··· DATASET

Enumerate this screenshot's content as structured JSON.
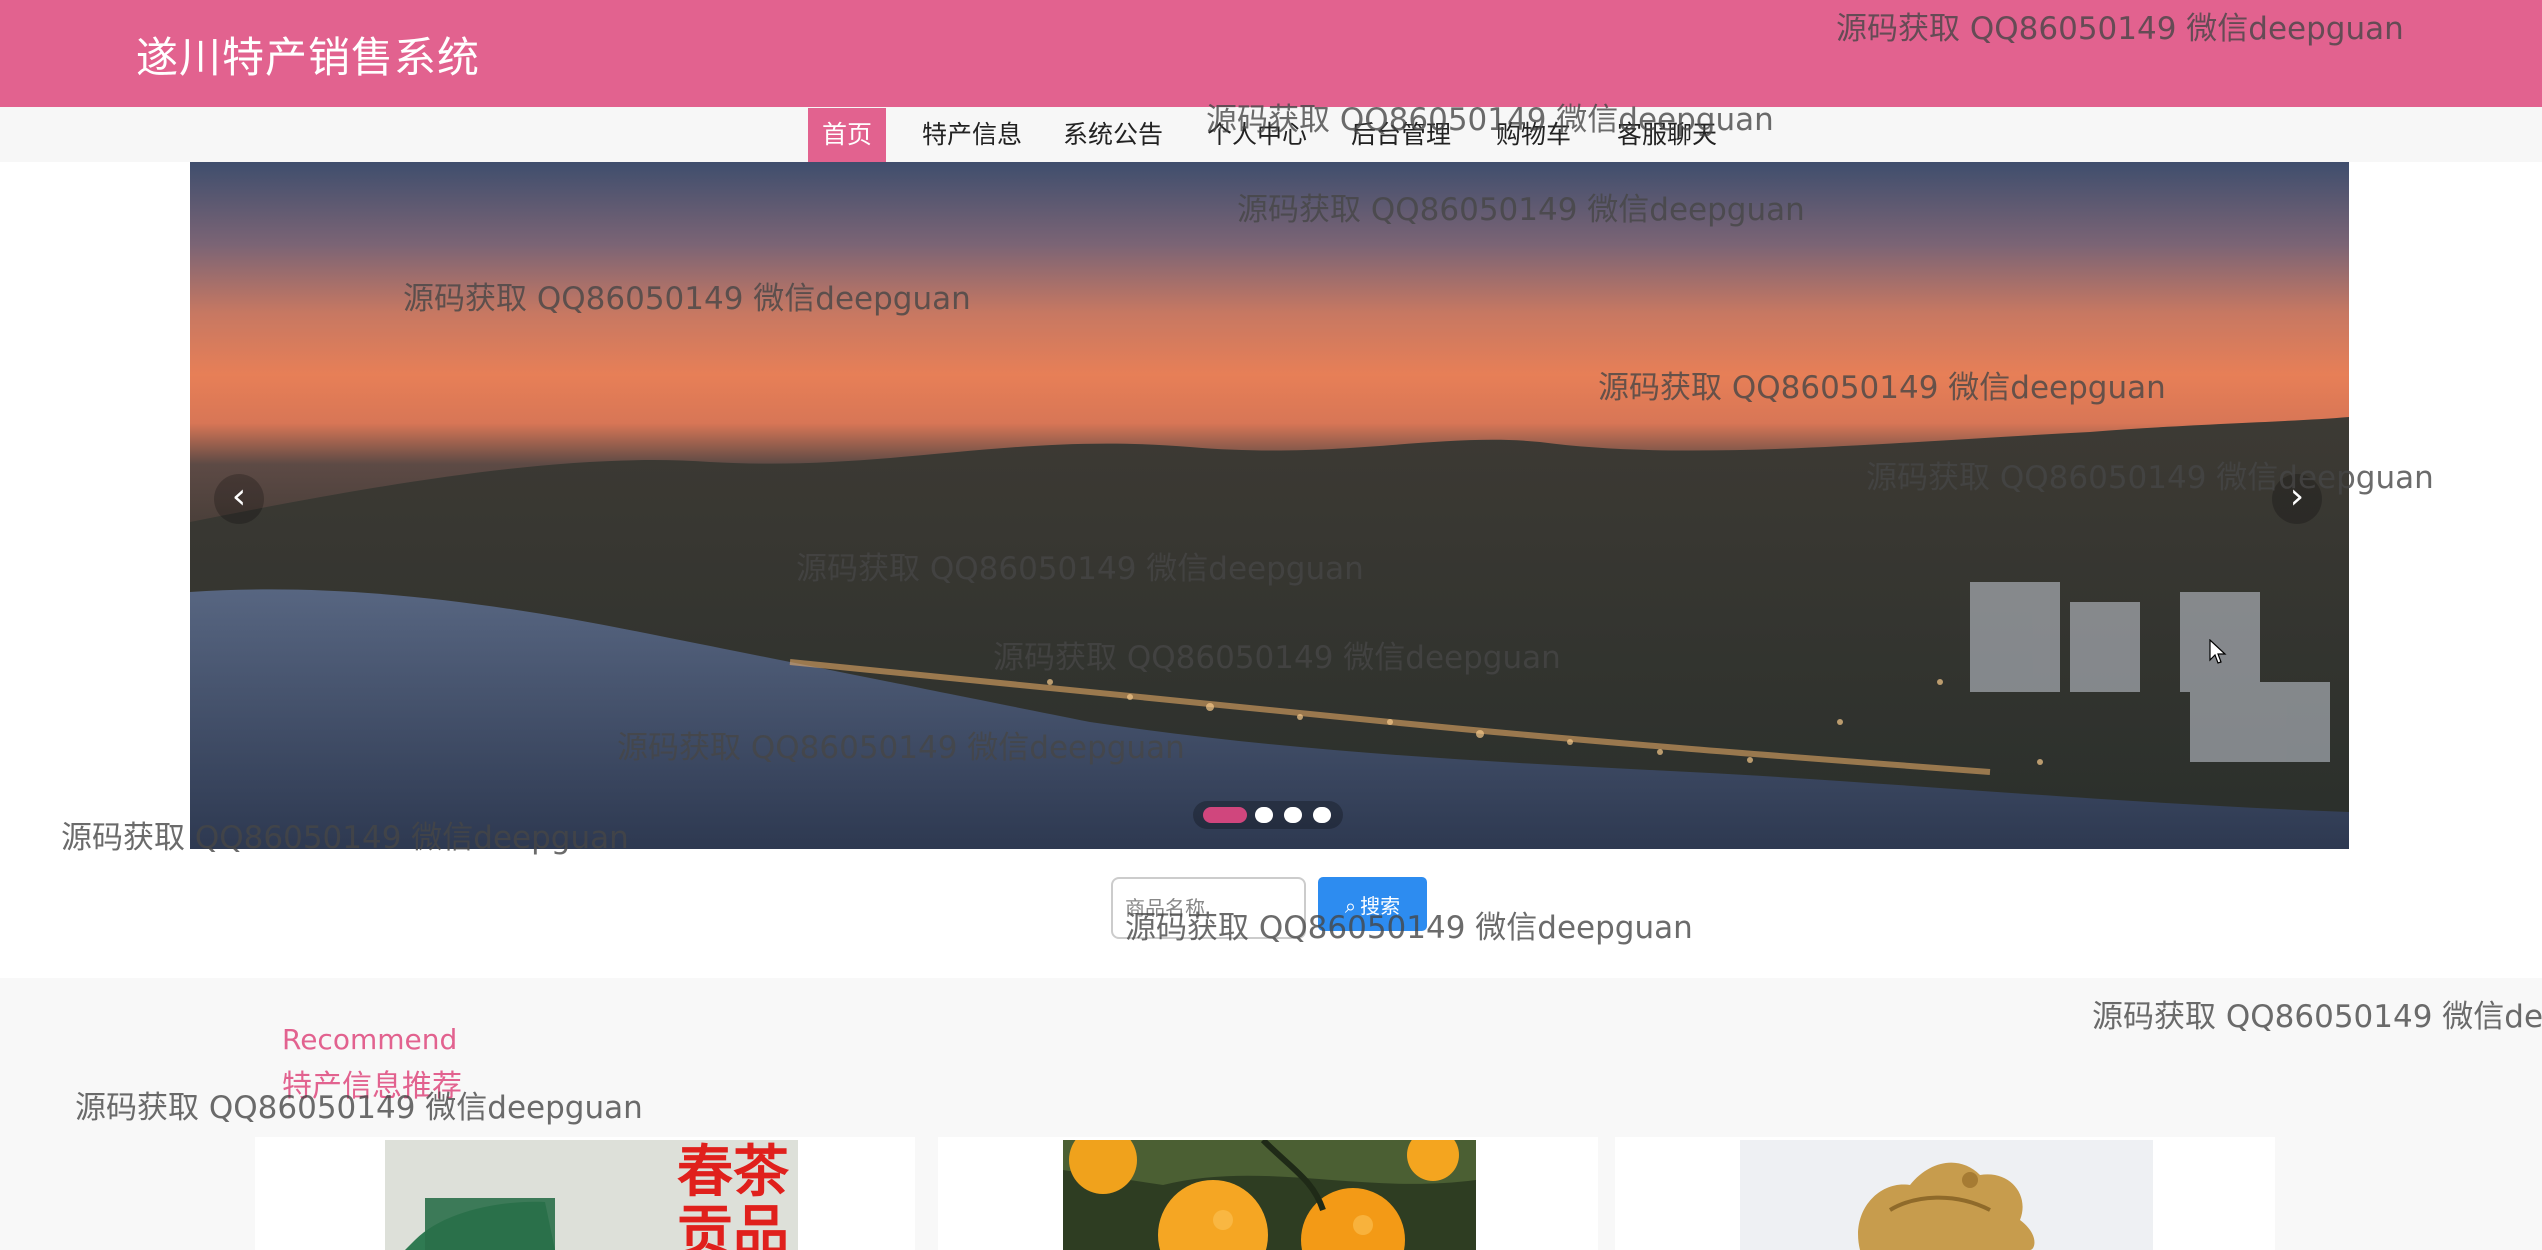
{
  "header": {
    "site_title": "遂川特产销售系统"
  },
  "nav": {
    "items": [
      {
        "label": "首页",
        "active": true
      },
      {
        "label": "特产信息",
        "active": false
      },
      {
        "label": "系统公告",
        "active": false
      },
      {
        "label": "个人中心",
        "active": false
      },
      {
        "label": "后台管理",
        "active": false
      },
      {
        "label": "购物车",
        "active": false
      },
      {
        "label": "客服聊天",
        "active": false
      }
    ]
  },
  "carousel": {
    "prev_icon": "chevron-left-icon",
    "next_icon": "chevron-right-icon",
    "slide_count": 4,
    "active_slide": 1
  },
  "search": {
    "placeholder": "商品名称",
    "button_label": "搜索",
    "button_icon": "search-icon"
  },
  "recommend": {
    "title_en": "Recommend",
    "title_cn": "特产信息推荐",
    "product_images": [
      "春茶贡品 tea package",
      "oranges on tree",
      "dried ginger slices"
    ],
    "tea_package_text": "春茶贡品"
  },
  "watermark": {
    "text": "源码获取 QQ86050149 微信deepguan"
  },
  "colors": {
    "brand": "#e2628f",
    "nav_bg": "#f7f7f7",
    "search_button": "#2d8cf0",
    "active_dot": "#d0467d"
  }
}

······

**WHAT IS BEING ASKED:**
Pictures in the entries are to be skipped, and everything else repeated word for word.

**EXERCISE RESULT:**
Enumerate this screenshot's content as structured JSON.
{
  "header": {
    "site_title": "遂川特产销售系统"
  },
  "nav": {
    "items": [
      {
        "label": "首页",
        "active": true
      },
      {
        "label": "特产信息",
        "active": false
      },
      {
        "label": "系统公告",
        "active": false
      },
      {
        "label": "个人中心",
        "active": false
      },
      {
        "label": "后台管理",
        "active": false
      },
      {
        "label": "购物车",
        "active": false
      },
      {
        "label": "客服聊天",
        "active": false
      }
    ]
  },
  "carousel": {
    "prev_icon": "chevron-left-icon",
    "next_icon": "chevron-right-icon",
    "slide_count": 4,
    "active_slide": 1
  },
  "search": {
    "placeholder": "商品名称",
    "button_label": "搜索",
    "button_icon": "search-icon"
  },
  "recommend": {
    "title_en": "Recommend",
    "title_cn": "特产信息推荐",
    "product_images": [
      "春茶贡品 tea package",
      "oranges on tree",
      "dried ginger slices"
    ],
    "tea_package_text": "春茶贡品"
  },
  "watermark": {
    "text": "源码获取 QQ86050149 微信deepguan"
  },
  "colors": {
    "brand": "#e2628f",
    "nav_bg": "#f7f7f7",
    "search_button": "#2d8cf0",
    "active_dot": "#d0467d"
  }
}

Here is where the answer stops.